##### Given information

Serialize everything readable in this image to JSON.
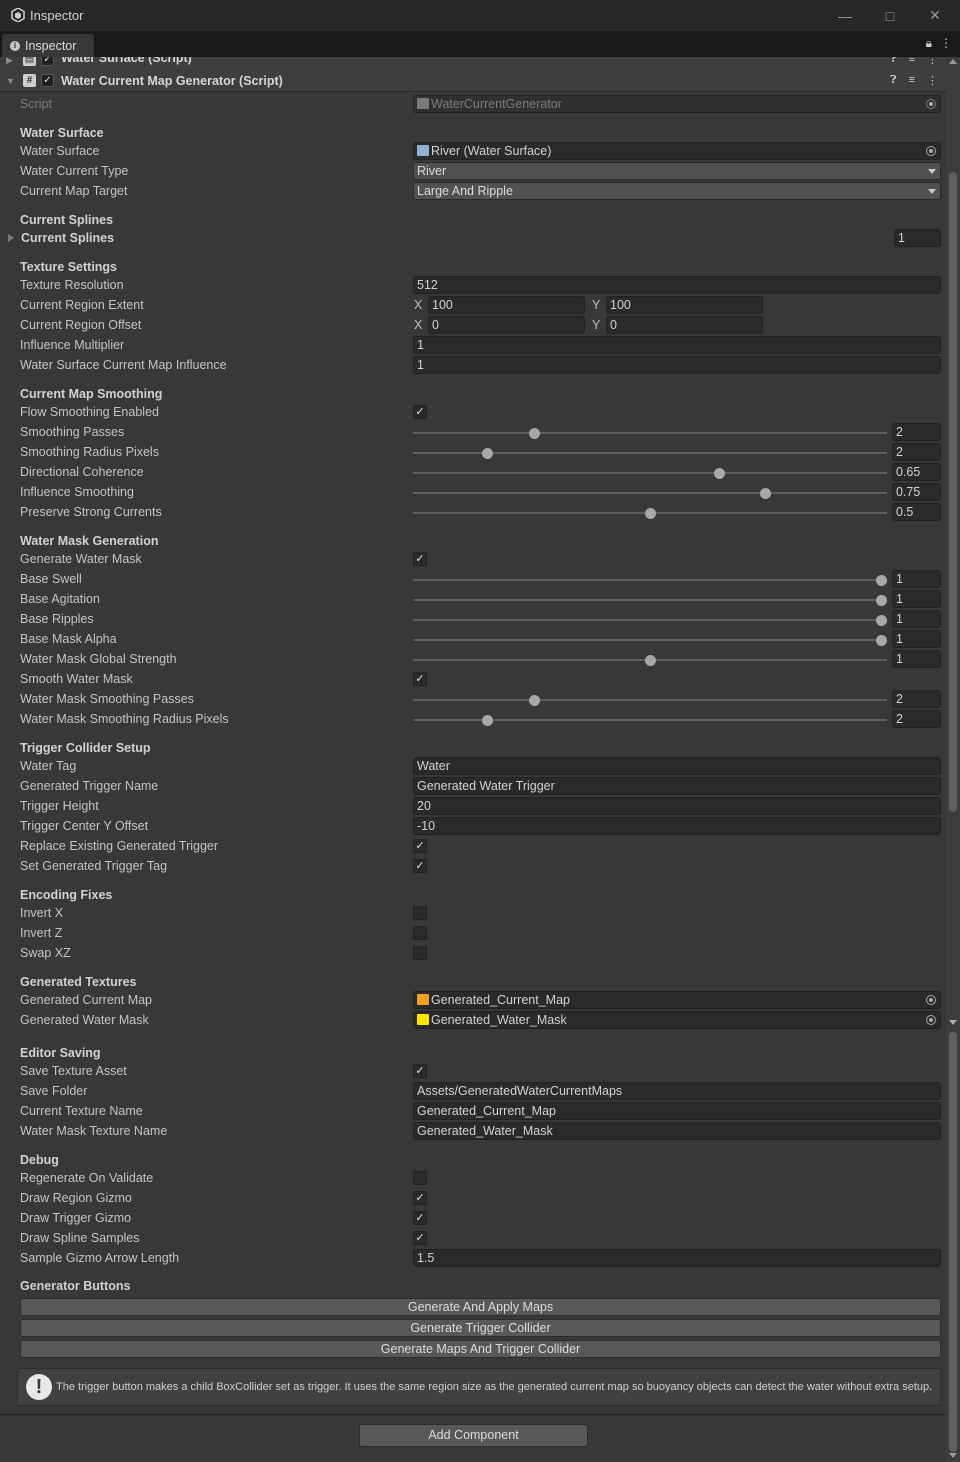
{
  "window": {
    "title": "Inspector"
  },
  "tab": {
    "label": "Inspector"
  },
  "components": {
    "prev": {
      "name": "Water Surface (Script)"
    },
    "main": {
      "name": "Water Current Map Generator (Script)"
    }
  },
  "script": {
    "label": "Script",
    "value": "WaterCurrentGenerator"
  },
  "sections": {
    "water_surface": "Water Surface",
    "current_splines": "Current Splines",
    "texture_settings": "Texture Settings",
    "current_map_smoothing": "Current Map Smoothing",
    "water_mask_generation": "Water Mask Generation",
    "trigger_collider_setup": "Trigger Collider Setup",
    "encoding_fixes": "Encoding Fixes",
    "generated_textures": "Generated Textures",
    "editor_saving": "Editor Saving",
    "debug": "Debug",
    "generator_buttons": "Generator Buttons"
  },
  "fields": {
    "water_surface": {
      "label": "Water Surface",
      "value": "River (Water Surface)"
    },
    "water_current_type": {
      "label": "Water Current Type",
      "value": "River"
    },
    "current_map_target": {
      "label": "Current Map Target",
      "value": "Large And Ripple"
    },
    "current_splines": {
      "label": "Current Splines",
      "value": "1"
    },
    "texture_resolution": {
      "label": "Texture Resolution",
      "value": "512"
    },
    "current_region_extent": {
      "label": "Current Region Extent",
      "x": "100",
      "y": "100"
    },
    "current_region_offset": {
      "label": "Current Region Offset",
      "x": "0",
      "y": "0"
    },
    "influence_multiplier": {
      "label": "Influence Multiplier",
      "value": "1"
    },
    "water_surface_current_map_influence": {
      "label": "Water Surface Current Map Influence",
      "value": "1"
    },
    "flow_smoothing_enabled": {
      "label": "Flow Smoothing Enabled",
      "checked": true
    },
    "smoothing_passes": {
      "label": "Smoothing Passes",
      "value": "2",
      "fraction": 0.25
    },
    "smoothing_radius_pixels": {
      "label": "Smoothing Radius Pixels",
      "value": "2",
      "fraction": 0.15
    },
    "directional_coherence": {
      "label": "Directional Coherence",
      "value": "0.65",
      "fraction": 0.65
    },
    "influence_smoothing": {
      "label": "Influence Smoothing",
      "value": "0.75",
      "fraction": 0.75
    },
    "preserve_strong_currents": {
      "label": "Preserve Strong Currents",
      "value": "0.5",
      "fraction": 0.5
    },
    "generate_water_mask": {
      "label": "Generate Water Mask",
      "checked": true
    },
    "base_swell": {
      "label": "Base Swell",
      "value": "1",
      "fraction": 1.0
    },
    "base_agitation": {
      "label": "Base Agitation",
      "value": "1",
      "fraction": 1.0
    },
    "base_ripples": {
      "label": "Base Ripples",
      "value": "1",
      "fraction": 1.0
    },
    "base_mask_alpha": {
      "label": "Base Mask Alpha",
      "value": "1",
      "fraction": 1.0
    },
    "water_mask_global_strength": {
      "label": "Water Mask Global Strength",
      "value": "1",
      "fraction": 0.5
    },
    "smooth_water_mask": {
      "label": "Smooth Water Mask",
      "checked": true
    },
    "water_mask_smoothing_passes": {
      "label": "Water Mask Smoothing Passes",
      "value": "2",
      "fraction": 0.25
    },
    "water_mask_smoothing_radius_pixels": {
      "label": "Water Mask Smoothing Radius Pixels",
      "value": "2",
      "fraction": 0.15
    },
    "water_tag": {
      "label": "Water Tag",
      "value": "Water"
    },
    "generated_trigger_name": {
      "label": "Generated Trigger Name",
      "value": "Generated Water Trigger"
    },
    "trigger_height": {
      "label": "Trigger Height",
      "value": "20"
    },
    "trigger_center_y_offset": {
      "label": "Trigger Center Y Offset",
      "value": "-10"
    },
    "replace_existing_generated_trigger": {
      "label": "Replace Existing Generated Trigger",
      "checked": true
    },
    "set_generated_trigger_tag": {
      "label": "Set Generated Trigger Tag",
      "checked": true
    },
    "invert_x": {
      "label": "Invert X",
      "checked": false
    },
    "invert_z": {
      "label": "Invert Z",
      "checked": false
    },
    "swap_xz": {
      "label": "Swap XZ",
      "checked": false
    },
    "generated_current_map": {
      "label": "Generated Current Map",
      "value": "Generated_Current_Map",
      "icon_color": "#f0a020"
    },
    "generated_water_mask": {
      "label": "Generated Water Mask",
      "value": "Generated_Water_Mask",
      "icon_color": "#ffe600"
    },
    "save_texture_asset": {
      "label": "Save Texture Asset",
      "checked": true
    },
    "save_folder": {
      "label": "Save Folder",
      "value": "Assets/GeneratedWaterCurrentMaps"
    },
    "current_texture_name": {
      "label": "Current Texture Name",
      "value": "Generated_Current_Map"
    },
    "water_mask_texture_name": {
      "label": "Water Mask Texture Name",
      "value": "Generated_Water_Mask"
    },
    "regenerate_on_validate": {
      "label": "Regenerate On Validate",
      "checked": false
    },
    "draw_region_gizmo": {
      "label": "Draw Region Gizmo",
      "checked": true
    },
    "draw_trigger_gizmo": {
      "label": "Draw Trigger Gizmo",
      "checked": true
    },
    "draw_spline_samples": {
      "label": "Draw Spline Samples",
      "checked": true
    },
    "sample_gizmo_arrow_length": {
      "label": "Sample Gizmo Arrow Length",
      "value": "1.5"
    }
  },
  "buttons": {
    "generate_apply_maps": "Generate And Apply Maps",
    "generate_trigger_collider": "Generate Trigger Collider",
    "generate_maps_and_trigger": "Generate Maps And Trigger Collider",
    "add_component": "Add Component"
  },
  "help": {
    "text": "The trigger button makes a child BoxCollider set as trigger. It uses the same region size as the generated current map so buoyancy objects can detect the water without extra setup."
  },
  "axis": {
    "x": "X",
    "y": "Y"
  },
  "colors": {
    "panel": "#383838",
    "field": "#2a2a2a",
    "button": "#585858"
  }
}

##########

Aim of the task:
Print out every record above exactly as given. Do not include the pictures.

Task solution:
Serialize everything readable in this image to JSON.
{
  "window": {
    "title": "Inspector"
  },
  "tab": {
    "label": "Inspector"
  },
  "components": {
    "prev": {
      "name": "Water Surface (Script)"
    },
    "main": {
      "name": "Water Current Map Generator (Script)"
    }
  },
  "script": {
    "label": "Script",
    "value": "WaterCurrentGenerator"
  },
  "sections": {
    "water_surface": "Water Surface",
    "current_splines": "Current Splines",
    "texture_settings": "Texture Settings",
    "current_map_smoothing": "Current Map Smoothing",
    "water_mask_generation": "Water Mask Generation",
    "trigger_collider_setup": "Trigger Collider Setup",
    "encoding_fixes": "Encoding Fixes",
    "generated_textures": "Generated Textures",
    "editor_saving": "Editor Saving",
    "debug": "Debug",
    "generator_buttons": "Generator Buttons"
  },
  "fields": {
    "water_surface": {
      "label": "Water Surface",
      "value": "River (Water Surface)"
    },
    "water_current_type": {
      "label": "Water Current Type",
      "value": "River"
    },
    "current_map_target": {
      "label": "Current Map Target",
      "value": "Large And Ripple"
    },
    "current_splines": {
      "label": "Current Splines",
      "value": "1"
    },
    "texture_resolution": {
      "label": "Texture Resolution",
      "value": "512"
    },
    "current_region_extent": {
      "label": "Current Region Extent",
      "x": "100",
      "y": "100"
    },
    "current_region_offset": {
      "label": "Current Region Offset",
      "x": "0",
      "y": "0"
    },
    "influence_multiplier": {
      "label": "Influence Multiplier",
      "value": "1"
    },
    "water_surface_current_map_influence": {
      "label": "Water Surface Current Map Influence",
      "value": "1"
    },
    "flow_smoothing_enabled": {
      "label": "Flow Smoothing Enabled",
      "checked": true
    },
    "smoothing_passes": {
      "label": "Smoothing Passes",
      "value": "2",
      "fraction": 0.25
    },
    "smoothing_radius_pixels": {
      "label": "Smoothing Radius Pixels",
      "value": "2",
      "fraction": 0.15
    },
    "directional_coherence": {
      "label": "Directional Coherence",
      "value": "0.65",
      "fraction": 0.65
    },
    "influence_smoothing": {
      "label": "Influence Smoothing",
      "value": "0.75",
      "fraction": 0.75
    },
    "preserve_strong_currents": {
      "label": "Preserve Strong Currents",
      "value": "0.5",
      "fraction": 0.5
    },
    "generate_water_mask": {
      "label": "Generate Water Mask",
      "checked": true
    },
    "base_swell": {
      "label": "Base Swell",
      "value": "1",
      "fraction": 1.0
    },
    "base_agitation": {
      "label": "Base Agitation",
      "value": "1",
      "fraction": 1.0
    },
    "base_ripples": {
      "label": "Base Ripples",
      "value": "1",
      "fraction": 1.0
    },
    "base_mask_alpha": {
      "label": "Base Mask Alpha",
      "value": "1",
      "fraction": 1.0
    },
    "water_mask_global_strength": {
      "label": "Water Mask Global Strength",
      "value": "1",
      "fraction": 0.5
    },
    "smooth_water_mask": {
      "label": "Smooth Water Mask",
      "checked": true
    },
    "water_mask_smoothing_passes": {
      "label": "Water Mask Smoothing Passes",
      "value": "2",
      "fraction": 0.25
    },
    "water_mask_smoothing_radius_pixels": {
      "label": "Water Mask Smoothing Radius Pixels",
      "value": "2",
      "fraction": 0.15
    },
    "water_tag": {
      "label": "Water Tag",
      "value": "Water"
    },
    "generated_trigger_name": {
      "label": "Generated Trigger Name",
      "value": "Generated Water Trigger"
    },
    "trigger_height": {
      "label": "Trigger Height",
      "value": "20"
    },
    "trigger_center_y_offset": {
      "label": "Trigger Center Y Offset",
      "value": "-10"
    },
    "replace_existing_generated_trigger": {
      "label": "Replace Existing Generated Trigger",
      "checked": true
    },
    "set_generated_trigger_tag": {
      "label": "Set Generated Trigger Tag",
      "checked": true
    },
    "invert_x": {
      "label": "Invert X",
      "checked": false
    },
    "invert_z": {
      "label": "Invert Z",
      "checked": false
    },
    "swap_xz": {
      "label": "Swap XZ",
      "checked": false
    },
    "generated_current_map": {
      "label": "Generated Current Map",
      "value": "Generated_Current_Map",
      "icon_color": "#f0a020"
    },
    "generated_water_mask": {
      "label": "Generated Water Mask",
      "value": "Generated_Water_Mask",
      "icon_color": "#ffe600"
    },
    "save_texture_asset": {
      "label": "Save Texture Asset",
      "checked": true
    },
    "save_folder": {
      "label": "Save Folder",
      "value": "Assets/GeneratedWaterCurrentMaps"
    },
    "current_texture_name": {
      "label": "Current Texture Name",
      "value": "Generated_Current_Map"
    },
    "water_mask_texture_name": {
      "label": "Water Mask Texture Name",
      "value": "Generated_Water_Mask"
    },
    "regenerate_on_validate": {
      "label": "Regenerate On Validate",
      "checked": false
    },
    "draw_region_gizmo": {
      "label": "Draw Region Gizmo",
      "checked": true
    },
    "draw_trigger_gizmo": {
      "label": "Draw Trigger Gizmo",
      "checked": true
    },
    "draw_spline_samples": {
      "label": "Draw Spline Samples",
      "checked": true
    },
    "sample_gizmo_arrow_length": {
      "label": "Sample Gizmo Arrow Length",
      "value": "1.5"
    }
  },
  "buttons": {
    "generate_apply_maps": "Generate And Apply Maps",
    "generate_trigger_collider": "Generate Trigger Collider",
    "generate_maps_and_trigger": "Generate Maps And Trigger Collider",
    "add_component": "Add Component"
  },
  "help": {
    "text": "The trigger button makes a child BoxCollider set as trigger. It uses the same region size as the generated current map so buoyancy objects can detect the water without extra setup."
  },
  "axis": {
    "x": "X",
    "y": "Y"
  },
  "colors": {
    "panel": "#383838",
    "field": "#2a2a2a",
    "button": "#585858"
  }
}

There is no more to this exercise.